The cost of owning South Africa’s safest entry-level cars

Check out the costs and the safety ratings of South Africa’s safest affordable vehicles. 

20 February 2018
3 minute read

happy family in car

Cheaper cars tend to have fewer safety features. But there are entry-level cars that are safe, too. The AA recently assessed the safety features of 25 entry-level cars (those retailing for under R160 000) and revealed that only two of those cars had a satisfactory safety rating. Given that there has recently been an upswing in South Africa’s already high rate of road fatalities, safety should be a primary concern when selecting a car in any price bracket.

We took a look at how the AA rates the safety of cars, so that if you are in the market for an affordable vehicle, you know what to look out for.

Can you afford to own and run the safest entry-level cars? Here are the ownership and running costs for the two highest scoring cars:

Toyota Aygo 1.0 

  • Current price: R160 700 
  • Service plan and warranty: There is no service plan included, but one can be purchased for an additional 45 000km or three years (whichever comes first) for R8 700. This can be extended to seven years or 195 000km for R47 903. The car comes with a standard three-year or 100 000km factory warranty, which can be extended to six years, unlimited mileage for R3 400 or eight years, unlimited mileage for R5 300.
  • Insurance: From R600 to R800 or more.
  • First service costs: A standard service without replacing any worn items is between R1 500 and R2 000.
  • Fuel consumption: Average 4.4l/100km.

Nissan Micra 1.2 Visia+

  • Current price: R160 000
  • Service plan and warranty: The car comes with a three-year or 90 000km (whichever comes first) service plan, and a six-year or 150 000km (whichever comes first) factory warranty.
  • First service out of plan: 105 000km at around R1 500.
  • Insurance: R600 upwards (estimate).
  • Fuel consumption: 4.6l/100km – open road, 5.2l/100km – city.
77.5% of fatal crashes are caused by human error.

Active safety features According to the Road Management Traffic Corporation’s 2016 Annual Road Traffic Calendar Report (referenced in the AA report), 77.5% of fatal crashes were caused by human error. The AA therefore looks for “active safety features”, which are automated systems that aid in compensating for human error. These active safety features include:

  • Anti-lock braking system (ABS), which prevent the wheels from locking when the driver applies the brakes, enabling the driver to steer while braking.
  • Electronic stability control (ESC), which keeps the vehicle under control and on the road in hazardous conditions. The AA mentions that the ESC system may have different names in different makes of vehicle, such as electronic stability programme (ESP) or dynamic stability control (DSC), but the principle remains the same.

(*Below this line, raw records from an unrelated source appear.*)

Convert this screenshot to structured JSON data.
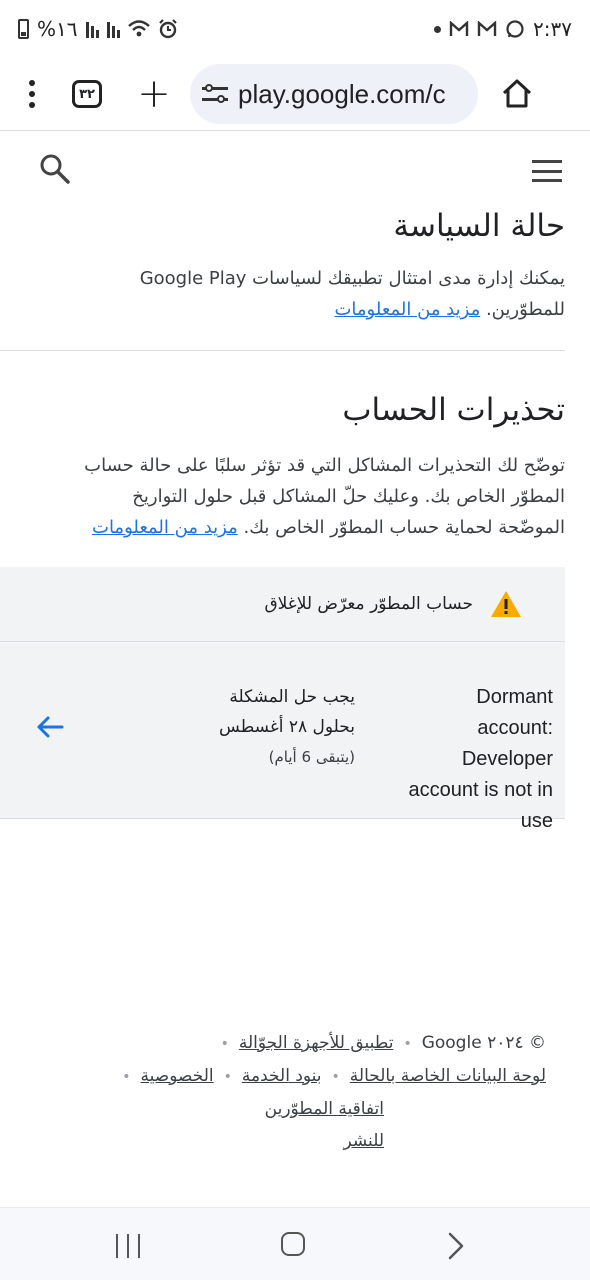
{
  "status_bar": {
    "time": "٢:٣٧",
    "battery": "%١٦",
    "notification_icons": [
      "gmail-icon",
      "gmail-icon",
      "whatsapp-icon"
    ]
  },
  "browser": {
    "url": "play.google.com/c",
    "tab_count": "٣٢"
  },
  "policy": {
    "title": "حالة السياسة",
    "desc_line1": "يمكنك إدارة مدى امتثال تطبيقك لسياسات Google Play",
    "desc_line2_text": "للمطوّرين.",
    "learn_more": "مزيد من المعلومات"
  },
  "warnings": {
    "title": "تحذيرات الحساب",
    "desc_line1": "توضّح لك التحذيرات المشاكل التي قد تؤثر سلبًا على حالة حساب",
    "desc_line2": "المطوّر الخاص بك. وعليك حلّ المشاكل قبل حلول التواريخ",
    "desc_line3_text": "الموضّحة لحماية حساب المطوّر الخاص بك.",
    "learn_more": "مزيد من المعلومات"
  },
  "banner": {
    "text": "حساب المطوّر معرّض للإغلاق",
    "colors": {
      "warning": "#f9ab00"
    }
  },
  "issue_row": {
    "status_lines": [
      "Dormant",
      "account:",
      "Developer",
      "account is not in",
      "use"
    ],
    "deadline_line1": "يجب حل المشكلة",
    "deadline_line2": "بحلول ٢٨ أغسطس",
    "remaining": "(يتبقى 6 أيام)",
    "accent": "#1a73e8"
  },
  "footer": {
    "copyright": "© ٢٠٢٤ Google",
    "links": {
      "mobile_app": "تطبيق للأجهزة الجوّالة",
      "status_dashboard": "لوحة البيانات الخاصة بالحالة",
      "terms": "بنود الخدمة",
      "privacy": "الخصوصية",
      "dda_line1": "اتفاقية المطوّرين",
      "dda_line2": "للنشر"
    }
  }
}
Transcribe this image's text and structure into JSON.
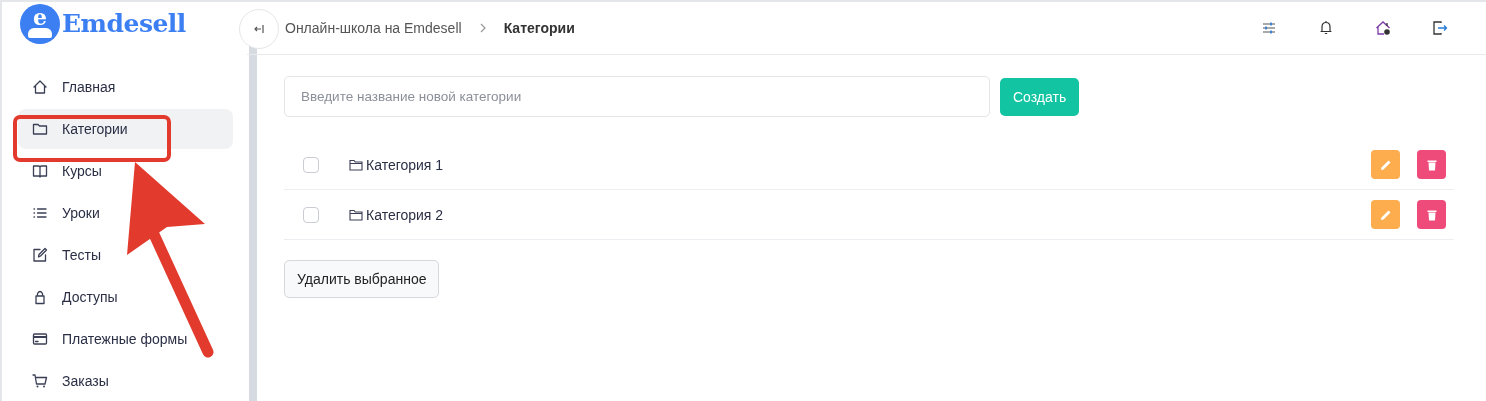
{
  "logo": {
    "mark": "e",
    "name": "Emdesell"
  },
  "sidebar": {
    "items": [
      {
        "label": "Главная",
        "selected": false
      },
      {
        "label": "Категории",
        "selected": true
      },
      {
        "label": "Курсы",
        "selected": false
      },
      {
        "label": "Уроки",
        "selected": false
      },
      {
        "label": "Тесты",
        "selected": false
      },
      {
        "label": "Доступы",
        "selected": false
      },
      {
        "label": "Платежные формы",
        "selected": false
      },
      {
        "label": "Заказы",
        "selected": false
      }
    ]
  },
  "breadcrumbs": [
    {
      "label": "Онлайн-школа на Emdesell",
      "current": false
    },
    {
      "label": "Категории",
      "current": true
    }
  ],
  "new_category": {
    "placeholder": "Введите название новой категории",
    "button": "Создать"
  },
  "categories": [
    {
      "name": "Категория 1",
      "checked": false
    },
    {
      "name": "Категория 2",
      "checked": false
    }
  ],
  "delete_selected": "Удалить выбранное",
  "annotation": {
    "highlight": true
  }
}
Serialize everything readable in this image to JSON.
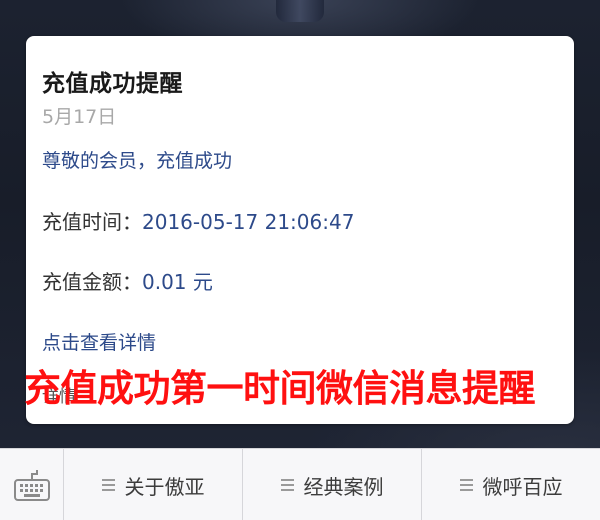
{
  "notification": {
    "title": "充值成功提醒",
    "date": "5月17日",
    "greeting": "尊敬的会员，充值成功",
    "recharge_time_label": "充值时间：",
    "recharge_time_value": "2016-05-17 21:06:47",
    "amount_label": "充值金额：",
    "amount_value": "0.01 元",
    "details_link": "点击查看详情",
    "details_ghost": "详情"
  },
  "overlay_caption": "充值成功第一时间微信消息提醒",
  "menu": {
    "keyboard_icon": "keyboard-icon",
    "items": [
      {
        "label": "关于傲亚",
        "icon": "menu-lines-icon"
      },
      {
        "label": "经典案例",
        "icon": "menu-lines-icon"
      },
      {
        "label": "微呼百应",
        "icon": "menu-lines-icon"
      }
    ]
  },
  "colors": {
    "link_blue": "#2d4a8a",
    "caption_red": "#ff1010",
    "date_gray": "#a8a8a8",
    "background_dark": "#1c2230"
  }
}
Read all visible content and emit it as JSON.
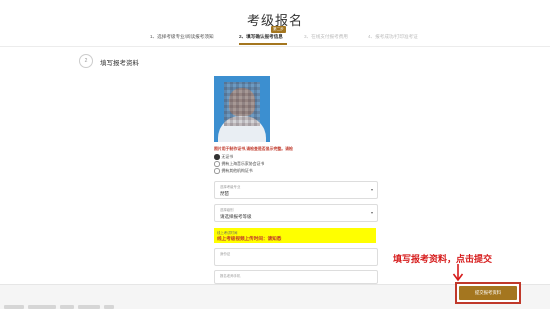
{
  "page": {
    "title": "考级报名"
  },
  "steps": [
    {
      "label": "1、选择考级专业/阅读报考须知",
      "state": "done"
    },
    {
      "label": "2、填写确认报考信息",
      "state": "active"
    },
    {
      "label": "3、在线支付报考费用",
      "state": "todo"
    },
    {
      "label": "4、报考成功/打印准考证",
      "state": "todo"
    }
  ],
  "current_step_badge": "第二步",
  "section": {
    "number": "2",
    "title": "填写报考资料"
  },
  "photo": {
    "note": "照片用于制作证书,请检查是否显示完整。请检"
  },
  "cert_options": [
    {
      "label": "无证书",
      "selected": true
    },
    {
      "label": "拥有上海音乐家协会证书",
      "selected": false
    },
    {
      "label": "拥有其他机构证书",
      "selected": false
    }
  ],
  "fields": {
    "major": {
      "label": "选择考级专业",
      "value": "琵琶"
    },
    "level": {
      "label": "选择级别",
      "value": "请选择报考等级"
    },
    "exam_time": {
      "label": "线上考试时间",
      "value": "线上考级视频上传时间：请知悉"
    },
    "id_card": {
      "label": "身份证",
      "value": ""
    },
    "phone": {
      "label": "报名老师手机",
      "value": ""
    }
  },
  "annotation": {
    "text": "填写报考资料，点击提交"
  },
  "submit": {
    "label": "提交报考资料"
  },
  "colors": {
    "accent": "#a4761f",
    "annotation": "#d61b1b",
    "highlight": "#ffff00",
    "photo_bg": "#3c8fd0"
  }
}
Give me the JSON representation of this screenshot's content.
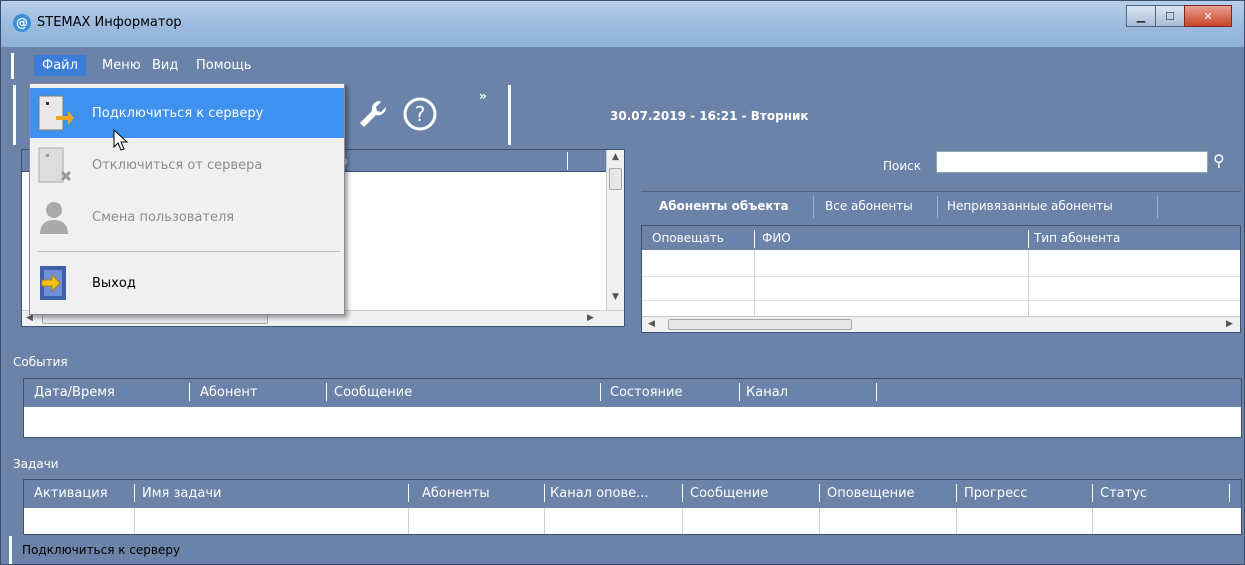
{
  "window": {
    "title": "STEMAX Информатор",
    "icon": "at-icon",
    "controls": [
      "minimize",
      "maximize",
      "close"
    ]
  },
  "menubar": {
    "items": [
      "Файл",
      "Меню",
      "Вид",
      "Помощь"
    ],
    "active": "Файл"
  },
  "toolbar": {
    "icons": [
      "wrench-icon",
      "help-icon"
    ],
    "overflow": "»",
    "datetime": "30.07.2019 - 16:21 - Вторник"
  },
  "file_menu": {
    "items": [
      {
        "label": "Подключиться к серверу",
        "icon": "server-connect-icon",
        "enabled": true,
        "highlighted": true
      },
      {
        "label": "Отключиться от сервера",
        "icon": "server-disconnect-icon",
        "enabled": false
      },
      {
        "label": "Смена пользователя",
        "icon": "change-user-icon",
        "enabled": false
      },
      {
        "label": "Выход",
        "icon": "exit-door-icon",
        "enabled": true
      }
    ]
  },
  "left_table": {
    "partial_header": "о"
  },
  "search": {
    "label": "Поиск",
    "value": ""
  },
  "subscriber_tabs": [
    "Абоненты объекта",
    "Все абоненты",
    "Непривязанные абоненты"
  ],
  "subscriber_columns": [
    "Оповещать",
    "ФИО",
    "Тип абонента"
  ],
  "events": {
    "label": "События",
    "columns": [
      "Дата/Время",
      "Абонент",
      "Сообщение",
      "Состояние",
      "Канал"
    ]
  },
  "tasks": {
    "label": "Задачи",
    "columns": [
      "Активация",
      "Имя задачи",
      "Абоненты",
      "Канал опове...",
      "Сообщение",
      "Оповещение",
      "Прогресс",
      "Статус"
    ]
  },
  "status": {
    "text": "Подключиться к серверу"
  },
  "colors": {
    "panel_bg": "#6b83a8",
    "menu_highlight": "#3e91ee",
    "disabled_text": "#8c8c8c"
  }
}
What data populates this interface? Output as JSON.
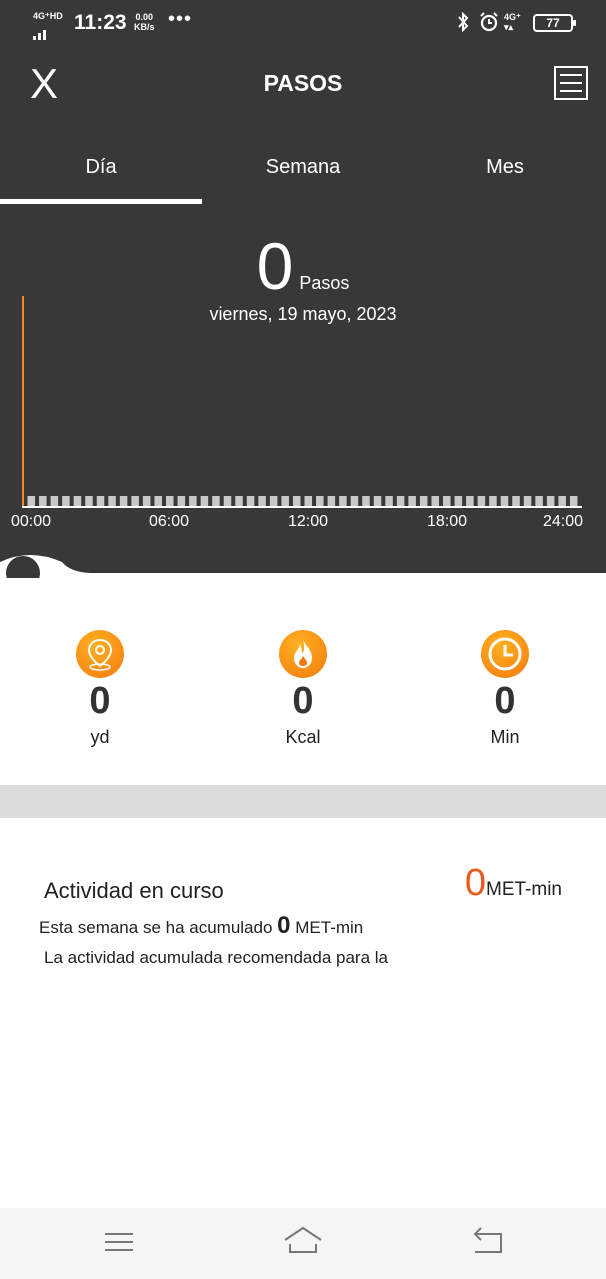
{
  "status_bar": {
    "network_label": "4G⁺HD",
    "time": "11:23",
    "speed_value": "0.00",
    "speed_unit": "KB/s",
    "overflow": "•••",
    "network_right": "4G⁺",
    "battery": "77"
  },
  "app_bar": {
    "close_label": "X",
    "title": "PASOS"
  },
  "tabs": [
    {
      "label": "Día",
      "active": true
    },
    {
      "label": "Semana",
      "active": false
    },
    {
      "label": "Mes",
      "active": false
    }
  ],
  "summary": {
    "steps": "0",
    "steps_unit": "Pasos",
    "date": "viernes, 19 mayo, 2023"
  },
  "chart_data": {
    "type": "bar",
    "x_ticks": [
      "00:00",
      "06:00",
      "12:00",
      "18:00",
      "24:00"
    ],
    "bar_count": 48,
    "values": [
      0,
      0,
      0,
      0,
      0,
      0,
      0,
      0,
      0,
      0,
      0,
      0,
      0,
      0,
      0,
      0,
      0,
      0,
      0,
      0,
      0,
      0,
      0,
      0,
      0,
      0,
      0,
      0,
      0,
      0,
      0,
      0,
      0,
      0,
      0,
      0,
      0,
      0,
      0,
      0,
      0,
      0,
      0,
      0,
      0,
      0,
      0,
      0
    ],
    "accent_color": "#f28a1e"
  },
  "metrics": [
    {
      "icon": "location-pin-icon",
      "value": "0",
      "unit": "yd"
    },
    {
      "icon": "flame-icon",
      "value": "0",
      "unit": "Kcal"
    },
    {
      "icon": "clock-icon",
      "value": "0",
      "unit": "Min"
    }
  ],
  "activity": {
    "title": "Actividad en curso",
    "value": "0",
    "unit": "MET-min",
    "week_prefix": "Esta semana se ha acumulado",
    "week_value": "0",
    "week_unit": "MET-min",
    "recommendation": "La actividad acumulada recomendada para la"
  },
  "colors": {
    "header_bg": "#383838",
    "accent": "#f47a10",
    "activity_value": "#ea5a1a"
  }
}
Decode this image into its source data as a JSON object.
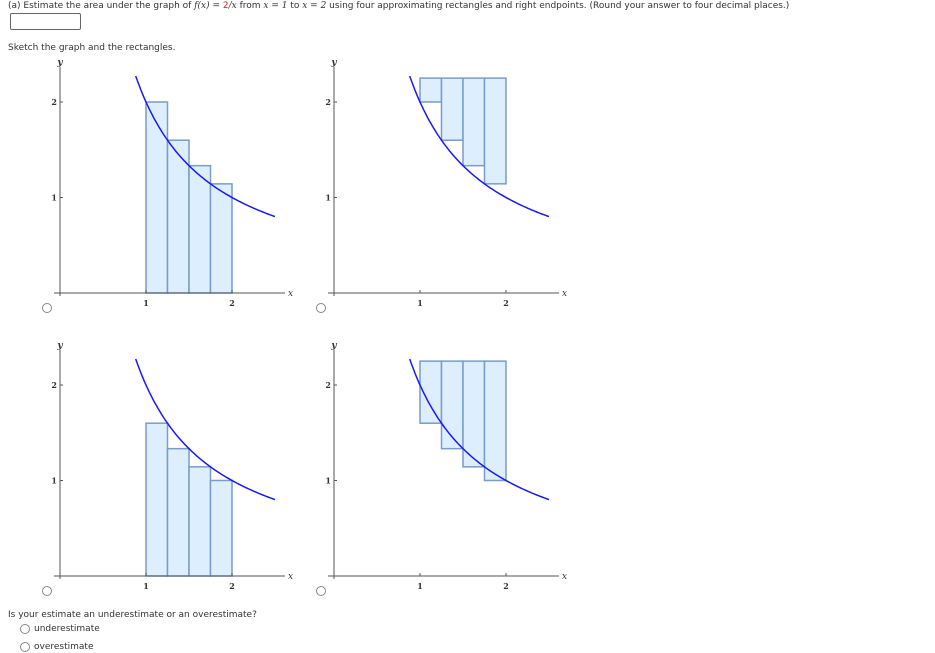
{
  "question": {
    "prefix": "(a) Estimate the area under the graph of ",
    "fx": "f(x) = ",
    "num": "2",
    "rest_fn": "/x",
    "from": " from ",
    "x1": "x = 1",
    "to": " to ",
    "x2": "x = 2",
    "suffix": " using four approximating rectangles and right endpoints. (Round your answer to four decimal places.)"
  },
  "answer_value": "",
  "sketch_label": "Sketch the graph and the rectangles.",
  "colors": {
    "curve": "#1a1aee",
    "rect_fill": "#ddeeff",
    "rect_stroke": "#7a9cc8",
    "axis": "#555555"
  },
  "chart_data": [
    {
      "type": "area",
      "name": "graph-option-1",
      "function": "2/x",
      "x_range": [
        0.88,
        2.5
      ],
      "xlim": [
        0,
        2.5
      ],
      "ylim": [
        0,
        2.25
      ],
      "xticks": [
        "1",
        "2"
      ],
      "yticks": [
        "1",
        "2"
      ],
      "xlabel": "x",
      "ylabel": "y",
      "rectangles": [
        {
          "x0": 1,
          "x1": 1.25,
          "y0": 0,
          "y1": 2
        },
        {
          "x0": 1.25,
          "x1": 1.5,
          "y0": 0,
          "y1": 1.6
        },
        {
          "x0": 1.5,
          "x1": 1.75,
          "y0": 0,
          "y1": 1.3333
        },
        {
          "x0": 1.75,
          "x1": 2,
          "y0": 0,
          "y1": 1.1429
        }
      ]
    },
    {
      "type": "area",
      "name": "graph-option-2",
      "function": "2/x",
      "x_range": [
        0.88,
        2.5
      ],
      "xlim": [
        0,
        2.5
      ],
      "ylim": [
        0,
        2.25
      ],
      "xticks": [
        "1",
        "2"
      ],
      "yticks": [
        "1",
        "2"
      ],
      "xlabel": "x",
      "ylabel": "y",
      "rectangles": [
        {
          "x0": 1,
          "x1": 1.25,
          "y0": 2,
          "y1": 2.25
        },
        {
          "x0": 1.25,
          "x1": 1.5,
          "y0": 1.6,
          "y1": 2.25
        },
        {
          "x0": 1.5,
          "x1": 1.75,
          "y0": 1.3333,
          "y1": 2.25
        },
        {
          "x0": 1.75,
          "x1": 2,
          "y0": 1.1429,
          "y1": 2.25
        }
      ]
    },
    {
      "type": "area",
      "name": "graph-option-3",
      "function": "2/x",
      "x_range": [
        0.88,
        2.5
      ],
      "xlim": [
        0,
        2.5
      ],
      "ylim": [
        0,
        2.25
      ],
      "xticks": [
        "1",
        "2"
      ],
      "yticks": [
        "1",
        "2"
      ],
      "xlabel": "x",
      "ylabel": "y",
      "rectangles": [
        {
          "x0": 1,
          "x1": 1.25,
          "y0": 0,
          "y1": 1.6
        },
        {
          "x0": 1.25,
          "x1": 1.5,
          "y0": 0,
          "y1": 1.3333
        },
        {
          "x0": 1.5,
          "x1": 1.75,
          "y0": 0,
          "y1": 1.1429
        },
        {
          "x0": 1.75,
          "x1": 2,
          "y0": 0,
          "y1": 1
        }
      ]
    },
    {
      "type": "area",
      "name": "graph-option-4",
      "function": "2/x",
      "x_range": [
        0.88,
        2.5
      ],
      "xlim": [
        0,
        2.5
      ],
      "ylim": [
        0,
        2.25
      ],
      "xticks": [
        "1",
        "2"
      ],
      "yticks": [
        "1",
        "2"
      ],
      "xlabel": "x",
      "ylabel": "y",
      "rectangles": [
        {
          "x0": 1,
          "x1": 1.25,
          "y0": 1.6,
          "y1": 2.25
        },
        {
          "x0": 1.25,
          "x1": 1.5,
          "y0": 1.3333,
          "y1": 2.25
        },
        {
          "x0": 1.5,
          "x1": 1.75,
          "y0": 1.1429,
          "y1": 2.25
        },
        {
          "x0": 1.75,
          "x1": 2,
          "y0": 1,
          "y1": 2.25
        }
      ]
    }
  ],
  "estimate_question": "Is your estimate an underestimate or an overestimate?",
  "options": [
    "underestimate",
    "overestimate"
  ]
}
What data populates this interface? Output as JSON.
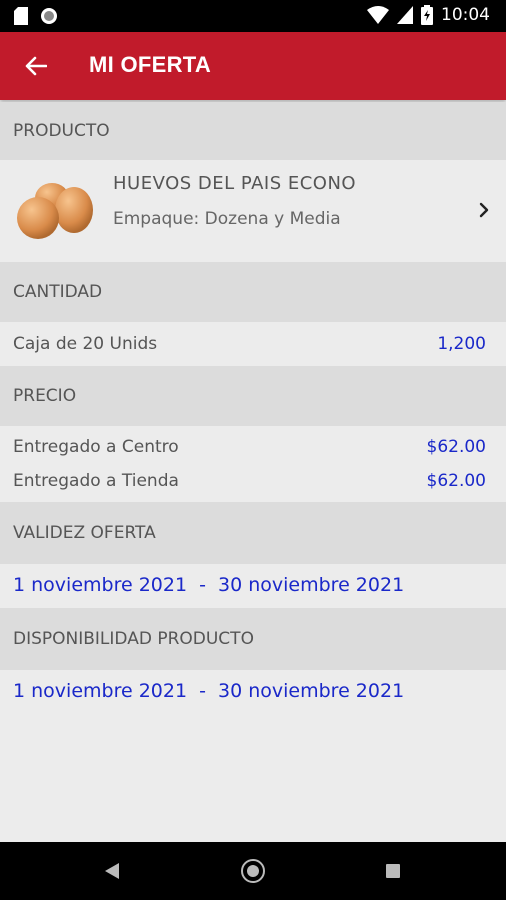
{
  "status_bar": {
    "time": "10:04"
  },
  "app_bar": {
    "title": "MI OFERTA"
  },
  "product": {
    "header": "PRODUCTO",
    "name": "HUEVOS DEL PAIS ECONO",
    "pack_label": "Empaque:",
    "pack_value": "Dozena y Media"
  },
  "quantity": {
    "header": "CANTIDAD",
    "label": "Caja de 20 Unids",
    "value": "1,200"
  },
  "price": {
    "header": "PRECIO",
    "rows": [
      {
        "label": "Entregado a Centro",
        "value": "$62.00"
      },
      {
        "label": "Entregado a Tienda",
        "value": "$62.00"
      }
    ]
  },
  "validity": {
    "header": "VALIDEZ OFERTA",
    "start": "1 noviembre 2021",
    "separator": "-",
    "end": "30 noviembre 2021"
  },
  "availability": {
    "header": "DISPONIBILIDAD PRODUCTO",
    "start": "1 noviembre 2021",
    "separator": "-",
    "end": "30 noviembre 2021"
  },
  "colors": {
    "accent": "#c11b2b",
    "value_blue": "#1a28c9"
  },
  "icons": [
    "sim-card-icon",
    "circle-notification-icon",
    "wifi-icon",
    "signal-icon",
    "battery-icon",
    "back-arrow-icon",
    "chevron-right-icon",
    "nav-back-icon",
    "nav-home-icon",
    "nav-recent-icon"
  ]
}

Passive safety features These are systems within the car that protect the occupants from injury if an accident does occur. For the purpose of its report, the AA considered the secondary/supplementary restraint system (SRS), more commonly known as airbags, which provide a cushion upon impact to protect the driver and passengers during a crash. Each vehicle was checked for:

  • Driver-side airbags
  • Passenger-side airbags
  • Curtain airbags (located above the head along the roof lining)
  • Side airbags

The location of airbags in a car

The rankings The AA then used a points system to rank the 25 cars they surveyed:

  • ABS and ESC were each worth 30 points.
  • Each airbag scored 10 points, with the exception of the curtain airbag, which scores 20 points, because according to the AA, studies (Insurance Institute for Highway Safety, 2006) show that these airbags drastically reduce life-threatening head injuries by up to 50%.
  • Additional points were given to every car that had gone through a New Car Assessment Programme (NCAP) test, with a possible 25 points to be earned.

The total points that a car can earn in the AA’s assessment is 135. Of the 25 cars surveyed, the only two that received an acceptable safety score (greater than 50) were the Toyota Aygo 1.0 and the Nissan Micra 1.2 Visia+, with 60 points each.

Safety first There you have it. If you are buying an entry-level car for yourself or for someone you care about, you now have the information you need about how to make your purchase a safe one, and how much maintaining your new car will cost you after you’ve bought it.

Enter your name and contact number and one of our consultants will call you back:

Please type in your name
Please type in a valid SA number
Please select what your query relates to
Call me back